Top 10 OSHA Citations in the Healthcare Industry

Tiffani-Casey-high-rezBy Tiffani Hiudt Casey

OSHA identified the following general industry standards as the top cited among hospitals, medical centers, doctors’ offices, and clinics from October 2010 through September 2011: bloodborne pathogens, hazard communication, electrical – wiring methods, respiratory protection and use the proper recordkeeping forms.

Rounding out the top cited standards in hospitals and medical centers are lockout tagout, general criteria in recordkeeping, maintenance of exit routes and asbestos were also among the top standards cited. Doctors’ offices and clinics include recordkeeping summaries, design and construction of exit routes, medical services and first aid and general requirements for personal protective equipment in their top cited standards.

A more detailed look at the specific standards is important, however, to identify where the most critical issues within those particular standards may arise in an employer’s facility. In the last six months of 2011, the most frequently cited standards among hospitals, medical centers, doctors’ offices and clinics are as follows:

Hospitals and Medical Centers

1.  Failure to train under the BBP standard

2.  Failure to implement and maintain an exposure control plan under the BBP standard

3.  Failure to engineer out hazards/ensure handwashing under BBP standard

4.  Poor housekeeping under the BBP standard

5.  Failure to use personal protective equipment under the BBP standard

6.  Failure to keep BBP training records and a Sharps Injury Log

7.  Failure to implement and maintain a written hazard communication program

9.  Failure to provide material safety data sheets under the hazard communication standard

10. Failure to ensure proper labeling of chemicals under the hazard communication standard

Doctors Office and Clinics

1.  Failure to implement and maintain an exposure control plan under the BBP standard

2.  Failure to train under the BBP standard

3.  Failure to engineer out hazards/ensure handwashing under BBP standard

4.  Poor housekeeping under the BBP standard

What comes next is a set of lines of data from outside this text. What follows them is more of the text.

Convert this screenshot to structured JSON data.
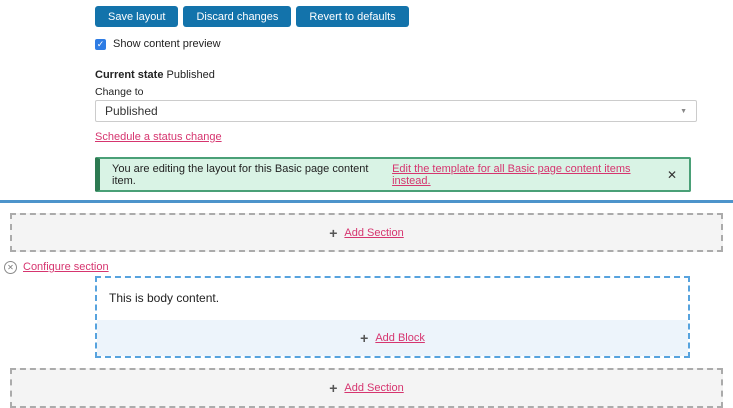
{
  "toolbar": {
    "save": "Save layout",
    "discard": "Discard changes",
    "revert": "Revert to defaults"
  },
  "preview": {
    "label": "Show content preview",
    "checked": true,
    "check_icon": "✓"
  },
  "moderation": {
    "current_state_label": "Current state",
    "current_state_value": "Published",
    "change_to_label": "Change to",
    "selected_state": "Published",
    "chevron_icon": "▼",
    "schedule_link": "Schedule a status change"
  },
  "banner": {
    "message": "You are editing the layout for this Basic page content item.",
    "link": "Edit the template for all Basic page content items instead.",
    "close_icon": "✕"
  },
  "sections": {
    "plus_icon": "+",
    "add_section_top": "Add Section",
    "remove_icon": "✕",
    "configure_link": "Configure section",
    "body_text": "This is body content.",
    "add_block": "Add Block",
    "add_section_bottom": "Add Section"
  },
  "colors": {
    "button_blue": "#1373ab",
    "checkbox_blue": "#2e7ce4",
    "link_pink": "#d6356f",
    "banner_bg": "#d9f3e5",
    "banner_border": "#4aa077",
    "banner_border_left": "#2d7a52",
    "divider_blue": "#4d94cb",
    "section_border_blue": "#57a3de",
    "add_block_bg": "#edf4fb",
    "add_section_bg": "#f4f4f4",
    "add_section_border": "#ababab"
  }
}
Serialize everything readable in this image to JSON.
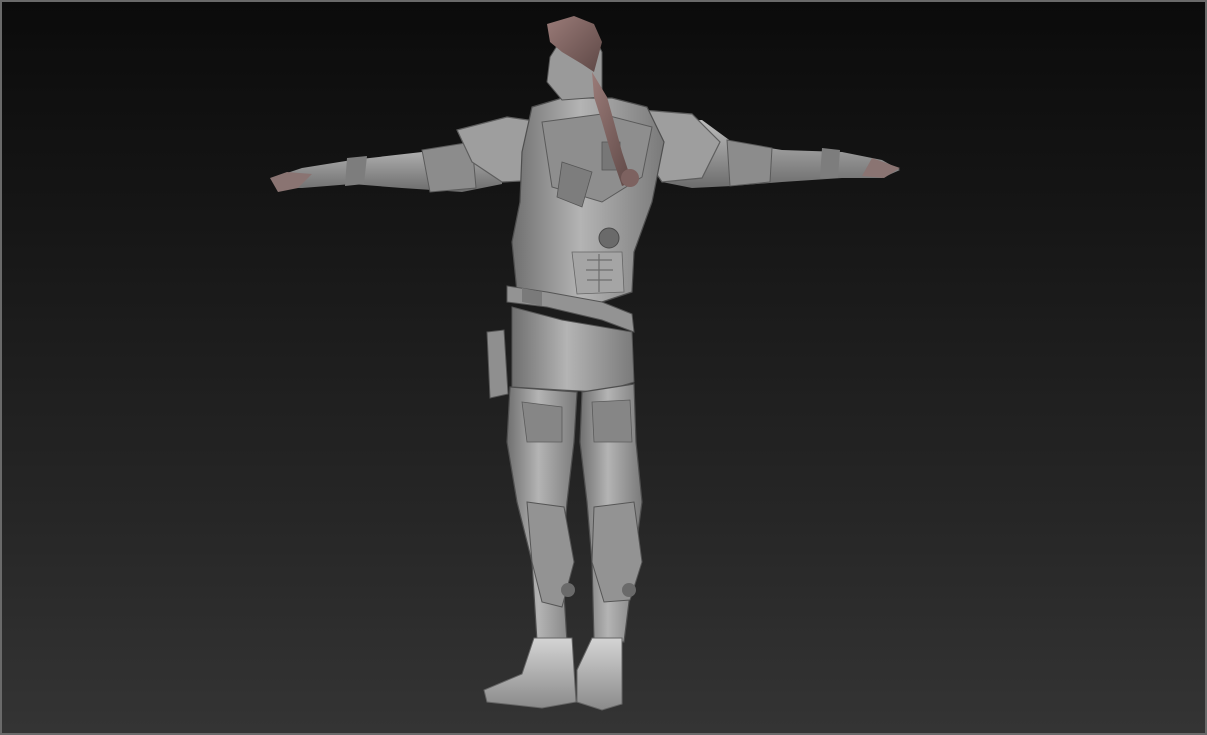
{
  "viewport": {
    "background_top": "#0b0b0b",
    "background_bottom": "#343434",
    "frame_color": "#6a6a6a"
  },
  "model": {
    "kind": "sculpted-figure-back-view",
    "pose": "t-pose",
    "material_color": "#a8a8a8",
    "hair_color": "#8a6e6c"
  }
}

5.  Failure to implement and maintain a written hazard communication program

6.  Failure to make the Hepatitis B vaccination available under the BBP standard

7.  Failure to prepare exposure determinations under the BBP standard

8.  Failure to use personal protective equipment under the BBP standard

9.  Failure to provide post exposure Hepatitis B vaccination under the BBP standard

10. Failure to train employees under the hazard communication standard

While full compliance with the standards can be difficult, there are steps employers can take to minimize these hazards and avoid costly citations.

First, healthcare employers should regularly audit their safety and health compliance by performing facility-wide and recordkeeping inspections and reviews. The focus of the audits should be in those areas where non-compliance is most likely, including both those standards identified above, and those issues specific to the employer’s facility and company history. For example, if the employer has had previous citations from OSHA, those standards should be a focus of the audit to prevent repeat citations, especially if they occurred in the last five years since they can be the basis for repeat violations. This includes citations from other company facilities as well.

Healthcare employers should also review their first reports of injury, OSHA 300 logs and workers compensation records to look for patterns of injuries related to potential safety infractions. Finally, employers should perform walk-through inspections of their facilities looking for potential hazards and safety violations promptly correcting any hazards they locate. The information gathered from these audits and inspections should be used improve in areas where safety compliance is found to be deficient, including implementing new procedures and policies.

Second, healthcare employers should audit their training practices, especially in relationship to BBP and Hazard Communication. Failure to train citations are common as just one missed employee can result in a citation. They also can be difficult to defend if multiple employees are involved (the more employees that violate the rule the more likely it was not properly implemented). Refresher training is critical to remind employees of their obligations. Training records are critical in the event of an OSHA visit.

While not all hazards, and therefore not all potential for citations, can be eliminated, taking the above-steps will go a long way in reducing the likelihood of their existence.

Tiffani Hiudt Casey is an attorney with Fisher & Phillips LLP, one of the nation’s leading law firms in the field of labor and employment law. A significant portion of Tiffani’s practice is devoted to workplace risk management preventing OSHA citations, injuries and fatalities. She advises employers in OSHA recordkeeping, hazard assessment and self-audits, corporate-wide safety compliance, maintaining effective safety training and safety management programs, disciplining unsafe employees, inspection preparedness, workplace violence prevention, and health and wellness initiatives. Tiffani concentrates on providing her clients with day-to-day preventive advice to reduce the likelihood of employment demands, charges, and litigation. For more information, visit www.laborlawyers.com. .

1 COMMENT

LEAVE A REPLY

four × 1 =